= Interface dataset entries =
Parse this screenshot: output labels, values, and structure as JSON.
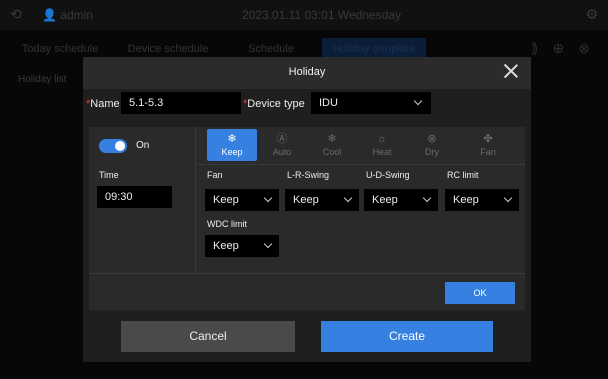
{
  "background": {
    "user_label": "admin",
    "datetime": "2023.01.11  03:01  Wednesday",
    "nav_tabs": [
      "Today schedule",
      "Device schedule",
      "Schedule",
      "Holiday template"
    ],
    "left_list_title": "Holiday list"
  },
  "dialog": {
    "title": "Holiday",
    "name_label": "Name",
    "name_value": "5.1-5.3",
    "device_type_label": "Device type",
    "device_type_value": "IDU",
    "power": {
      "label": "On",
      "enabled": true
    },
    "modes": [
      {
        "label": "Keep",
        "icon": "keep-icon",
        "active": true
      },
      {
        "label": "Auto",
        "icon": "auto-icon",
        "active": false
      },
      {
        "label": "Cool",
        "icon": "snowflake-icon",
        "active": false
      },
      {
        "label": "Heat",
        "icon": "sun-icon",
        "active": false
      },
      {
        "label": "Dry",
        "icon": "droplet-icon",
        "active": false
      },
      {
        "label": "Fan",
        "icon": "fan-icon",
        "active": false
      }
    ],
    "time_label": "Time",
    "time_value": "09:30",
    "fan_label": "Fan",
    "fan_value": "Keep",
    "lr_swing_label": "L-R-Swing",
    "lr_swing_value": "Keep",
    "ud_swing_label": "U-D-Swing",
    "ud_swing_value": "Keep",
    "rc_limit_label": "RC limit",
    "rc_limit_value": "Keep",
    "wdc_limit_label": "WDC limit",
    "wdc_limit_value": "Keep",
    "ok_label": "OK",
    "cancel_label": "Cancel",
    "create_label": "Create"
  },
  "colors": {
    "accent": "#3580e0",
    "required": "#e04040",
    "modal_bg": "#1f1f1f"
  }
}
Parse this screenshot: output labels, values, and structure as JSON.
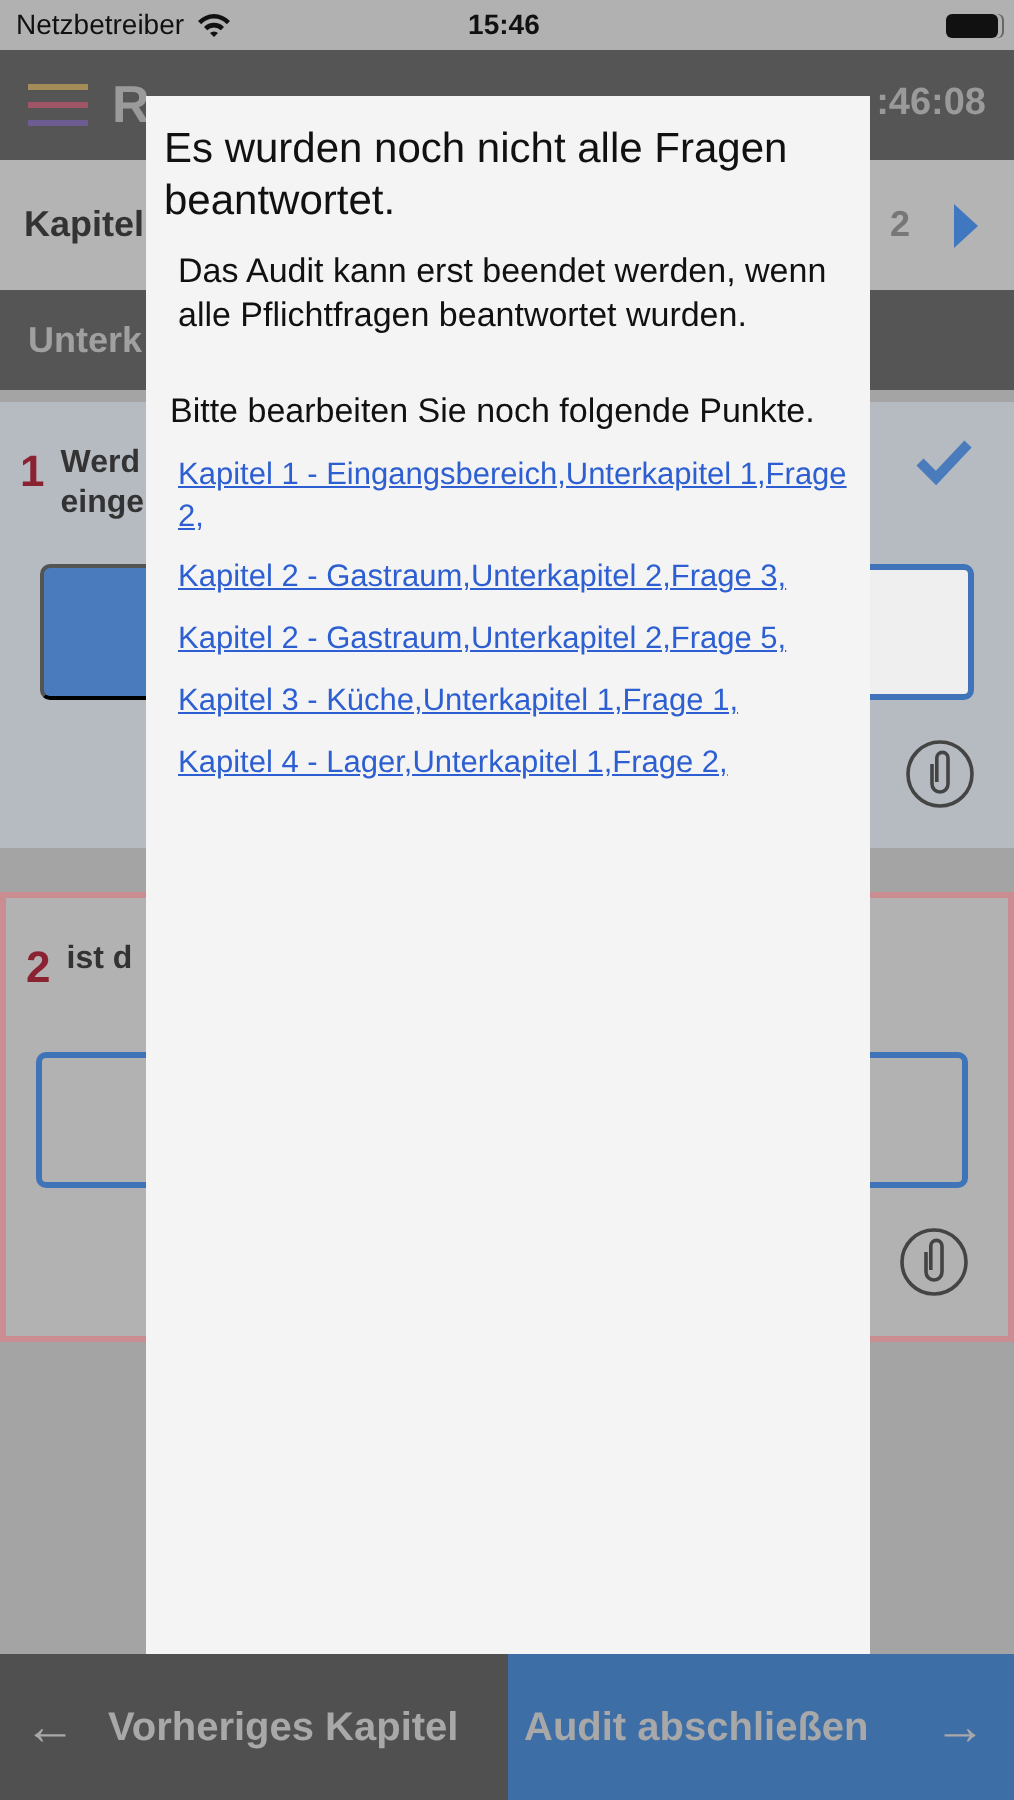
{
  "status_bar": {
    "carrier": "Netzbetreiber",
    "time": "15:46"
  },
  "header": {
    "title": "R",
    "timestamp": ":46:08"
  },
  "chapter_bar": {
    "label": "Kapitel",
    "number": "2"
  },
  "subchapter_bar": {
    "label": "Unterk"
  },
  "questions": [
    {
      "number": "1",
      "text_lines": [
        "Werd",
        "einge"
      ],
      "answered": true,
      "kind": "choice",
      "options": [
        {
          "selected": true
        },
        {
          "selected": false
        }
      ]
    },
    {
      "number": "2",
      "text_lines": [
        "ist d"
      ],
      "answered": false,
      "kind": "input"
    }
  ],
  "dialog": {
    "title": "Es wurden noch nicht alle Fragen beantwortet.",
    "message": "Das Audit kann erst beendet werden, wenn alle Pflichtfragen beantwortet wurden.",
    "prompt": "Bitte bearbeiten Sie noch folgende Punkte.",
    "links": [
      "Kapitel 1 - Eingangsbereich,Unterkapitel 1,Frage 2,",
      "Kapitel 2 - Gastraum,Unterkapitel 2,Frage 3,",
      "Kapitel 2 - Gastraum,Unterkapitel 2,Frage 5,",
      "Kapitel 3 - Küche,Unterkapitel 1,Frage 1,",
      "Kapitel 4 - Lager,Unterkapitel 1,Frage 2,"
    ]
  },
  "footer": {
    "previous": {
      "arrow": "←",
      "label": "Vorheriges Kapitel"
    },
    "next": {
      "label": "Audit abschließen",
      "arrow": "→"
    }
  }
}
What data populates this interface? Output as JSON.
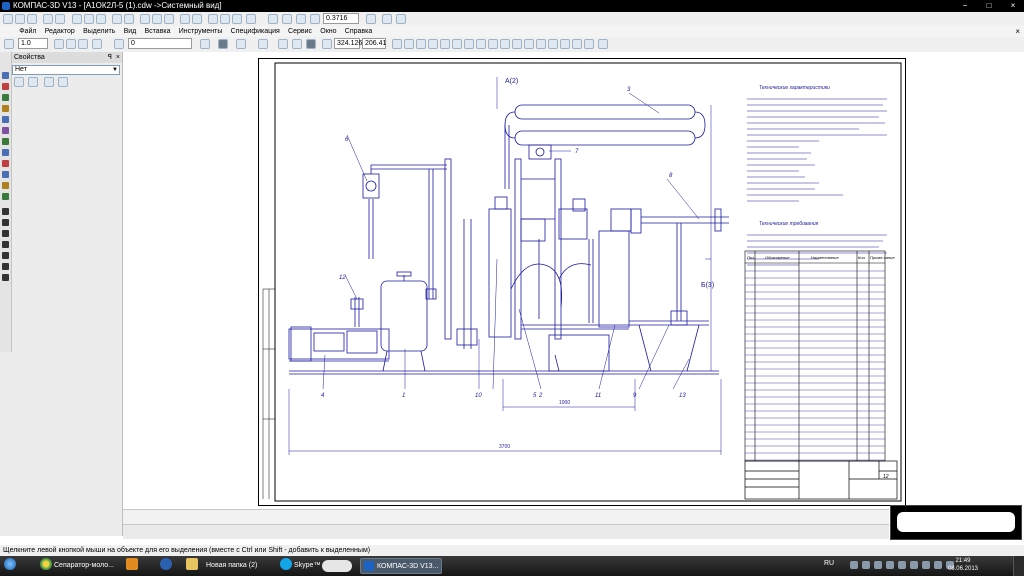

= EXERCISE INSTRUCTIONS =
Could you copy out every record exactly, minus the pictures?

= REPLY =
Parse this screenshot: output labels, values, and structure as JSON.
{
  "background": {
    "user_label": "admin",
    "datetime": "2023.01.11  03:01  Wednesday",
    "nav_tabs": [
      "Today schedule",
      "Device schedule",
      "Schedule",
      "Holiday template"
    ],
    "left_list_title": "Holiday list"
  },
  "dialog": {
    "title": "Holiday",
    "name_label": "Name",
    "name_value": "5.1-5.3",
    "device_type_label": "Device type",
    "device_type_value": "IDU",
    "power": {
      "label": "On",
      "enabled": true
    },
    "modes": [
      {
        "label": "Keep",
        "icon": "keep-icon",
        "active": true
      },
      {
        "label": "Auto",
        "icon": "auto-icon",
        "active": false
      },
      {
        "label": "Cool",
        "icon": "snowflake-icon",
        "active": false
      },
      {
        "label": "Heat",
        "icon": "sun-icon",
        "active": false
      },
      {
        "label": "Dry",
        "icon": "droplet-icon",
        "active": false
      },
      {
        "label": "Fan",
        "icon": "fan-icon",
        "active": false
      }
    ],
    "time_label": "Time",
    "time_value": "09:30",
    "fan_label": "Fan",
    "fan_value": "Keep",
    "lr_swing_label": "L-R-Swing",
    "lr_swing_value": "Keep",
    "ud_swing_label": "U-D-Swing",
    "ud_swing_value": "Keep",
    "rc_limit_label": "RC limit",
    "rc_limit_value": "Keep",
    "wdc_limit_label": "WDC limit",
    "wdc_limit_value": "Keep",
    "ok_label": "OK",
    "cancel_label": "Cancel",
    "create_label": "Create"
  },
  "colors": {
    "accent": "#3580e0",
    "required": "#e04040",
    "modal_bg": "#1f1f1f"
  }
}
Parse this screenshot: output labels, values, and structure as JSON.
{
  "status_bar": {
    "carrier": "Netzbetreiber",
    "time": "15:46"
  },
  "header": {
    "title": "R",
    "timestamp": ":46:08"
  },
  "chapter_bar": {
    "label": "Kapitel",
    "number": "2"
  },
  "subchapter_bar": {
    "label": "Unterk"
  },
  "questions": [
    {
      "number": "1",
      "text_lines": [
        "Werd",
        "einge"
      ],
      "answered": true,
      "kind": "choice",
      "options": [
        {
          "selected": true
        },
        {
          "selected": false
        }
      ]
    },
    {
      "number": "2",
      "text_lines": [
        "ist d"
      ],
      "answered": false,
      "kind": "input"
    }
  ],
  "dialog": {
    "title": "Es wurden noch nicht alle Fragen beantwortet.",
    "message": "Das Audit kann erst beendet werden, wenn alle Pflichtfragen beantwortet wurden.",
    "prompt": "Bitte bearbeiten Sie noch folgende Punkte.",
    "links": [
      "Kapitel 1 - Eingangsbereich,Unterkapitel 1,Frage 2,",
      "Kapitel 2 - Gastraum,Unterkapitel 2,Frage 3,",
      "Kapitel 2 - Gastraum,Unterkapitel 2,Frage 5,",
      "Kapitel 3 - Küche,Unterkapitel 1,Frage 1,",
      "Kapitel 4 - Lager,Unterkapitel 1,Frage 2,"
    ]
  },
  "footer": {
    "previous": {
      "arrow": "←",
      "label": "Vorheriges Kapitel"
    },
    "next": {
      "label": "Audit abschließen",
      "arrow": "→"
    }
  }
}
What data populates this interface? Output as JSON.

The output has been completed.